Orange is the New Black Season 3

Like many people this weekend, I marathoned the entire third season of the Netflix series Orange is the New Black. (Many of us are also working on Sense8, which is a much more complex and… [more]

Smorgasbord #20: The Black Cat in the Hat

In the burning month of June one must thankful for the little things… like the lack of any recent controversies in the comics scene. Still, Shawn and Tom find much to talk about with IDW’s… [more]

He Left Us His Broken Heart: Hannibal Season Three Episode Two

The hypocrisy of network TV is immediately obvious in this week’s episode of Hannibal as a subtly censored version of Botticelli’s Primavera fades into a macabre reimagining of the painting. Then later when a mangled… [more]

Roger Ebert and the Golden Age of American Film Criticism, Part 1

Roger Ebert loved his hometown, his college, his newspaper, his friends, his lovers, and his travels. Like most great writers, he doesn’t explain so much as he inspires. [more]

Sequential Offers a Great TCAF Collection For Free This Month

The Toronto Comics Arts Festival (TCAF) was held last month, with its usual great success in bringing together a diverse array of comics creators from all over the world. Sequential, a free digital comics app… [more]

Tsuburaya and Honda’s Last Charge: Destroy All Monsters

There was another big number coming down Toho’s pipe shortly after they’d celebrated their anniversary. Their next kaiju film would be the twentieth they had directed, something worthy of celebration. However the celebration was to… [more]

Watchmen up Close: An Interview with Andrew Hoberek

Andrew Hoberek is the author of Considering Watchmen: Poetics, Property, Politics (Rutgers University Press), a 2015 Eisner-Award nominee for Best Educational/ Academic Work.  He is also an Associate Professor of English at the University of… [more]

Chrononauts Roars to an End in Issue #4

After four issues, which brings us to the end of the first story arc of Chrononauts, here’s the story in a nutshell: two irresponsible teenaged goofballs steal a hot car and proceed to have a… [more]

An Empire of Crime: The Testament of Dr. Mabuse

I’d only ever seen one Fritz Lang movie prior to watching The Testament of Dr. Mabuse, and that was the film he directed immediately before The Testament of Dr. Mabuse, M. Other than being a… [more]

Weird Worlds: The Minor Mainstream Works of Steve Gerber, Part 1 – Dr. Fate

When I first started my comics blog in 2008, the first post I made was a brief obituary and tribute to Steve Gerber.

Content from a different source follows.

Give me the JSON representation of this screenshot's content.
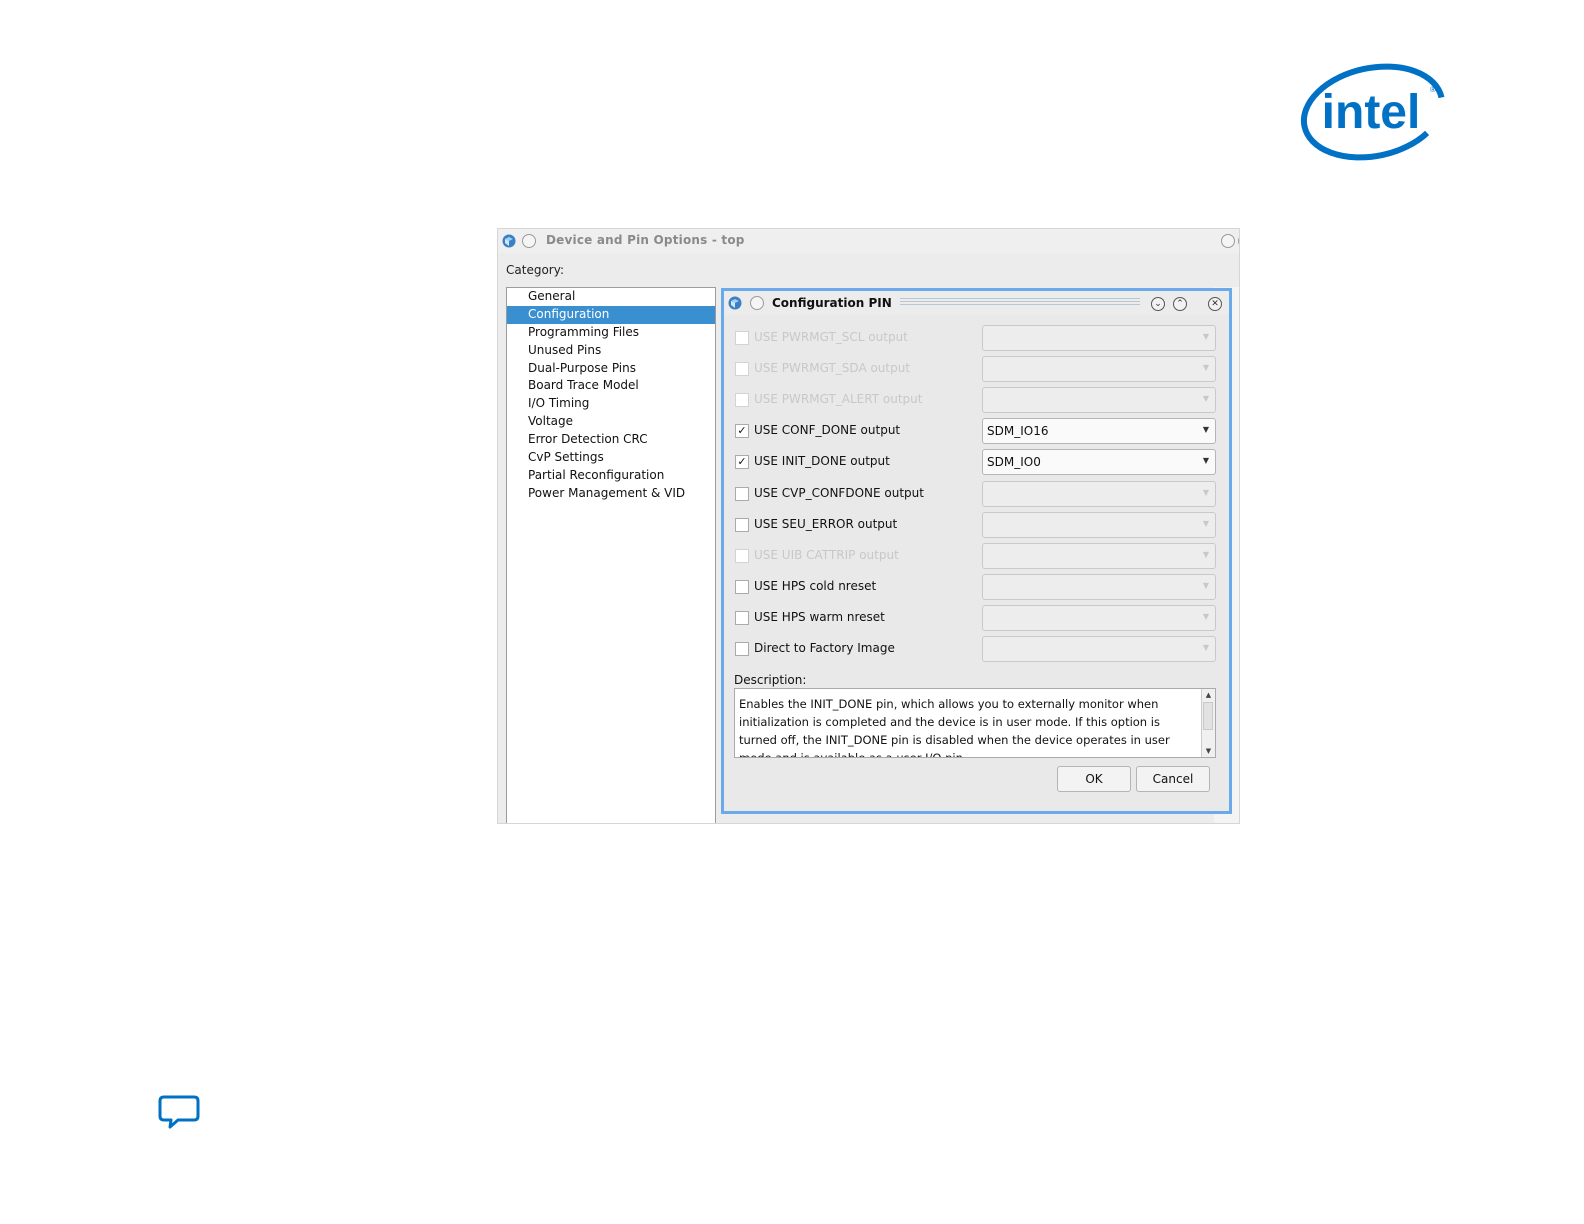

I think it serves as a nice introduction to the project upon… [more]

Descender #4: Is Driller a Killer?

The cover of the new issue of Descender is adorned by a character who is rapidly becoming the “Chewbacca” of the series, “Driller”. Driller is exactly what he says he is: a robot that drills… [more]

Ethics Become Aesthetics: Hannibal Season Three Episode One

Hannibal’s season two finale was a catastrophic cliff hanger that saw almost every single protagonist bleeding out on the floor, life fading. The first thing we see in season three is a series of elegantly… [more]

Jurassic Park III: A Retro Review

In summer of 1993, most of the world watched and fell in love with the Jurassic Park movie. But while I’m sure countless folks would have loved to make a dinosaur movie after seeing it,… [more]

Nameless #4: The Logic of a Nightmare

After four issues, I can safely say that I’m still not really sure what’s going on in Nameless. Just as I get, or at least seem to get, a handle on the proceedings, reality shifts… [more]

The Lost World: Jurassic Park: A Retro Review

Believe it or not, I come here not to bury The Lost World, but to praise it. Jurassic Park hit theaters in June of ’93 and the rapturous reception it received at the box office… [more]

Jurassic Park: A Retro Review

When director Steven Spielberg’s dinos-on-the-rampage blockbuster Jurassic Park first hit the screen in summer of 1993, twenty-two years ago now (I’ll let you process that number for a second, and let the reality of how… [more]

The Martian is Revealed in a New Trailer

The trailer for the highly anticipated big-screen adaptation of Andy Weir’s The Martian went live yesterday, and gave us our first in-depth glimpse at Ridley Scott’s latest science fiction vision. The Martian is essentially a… [more]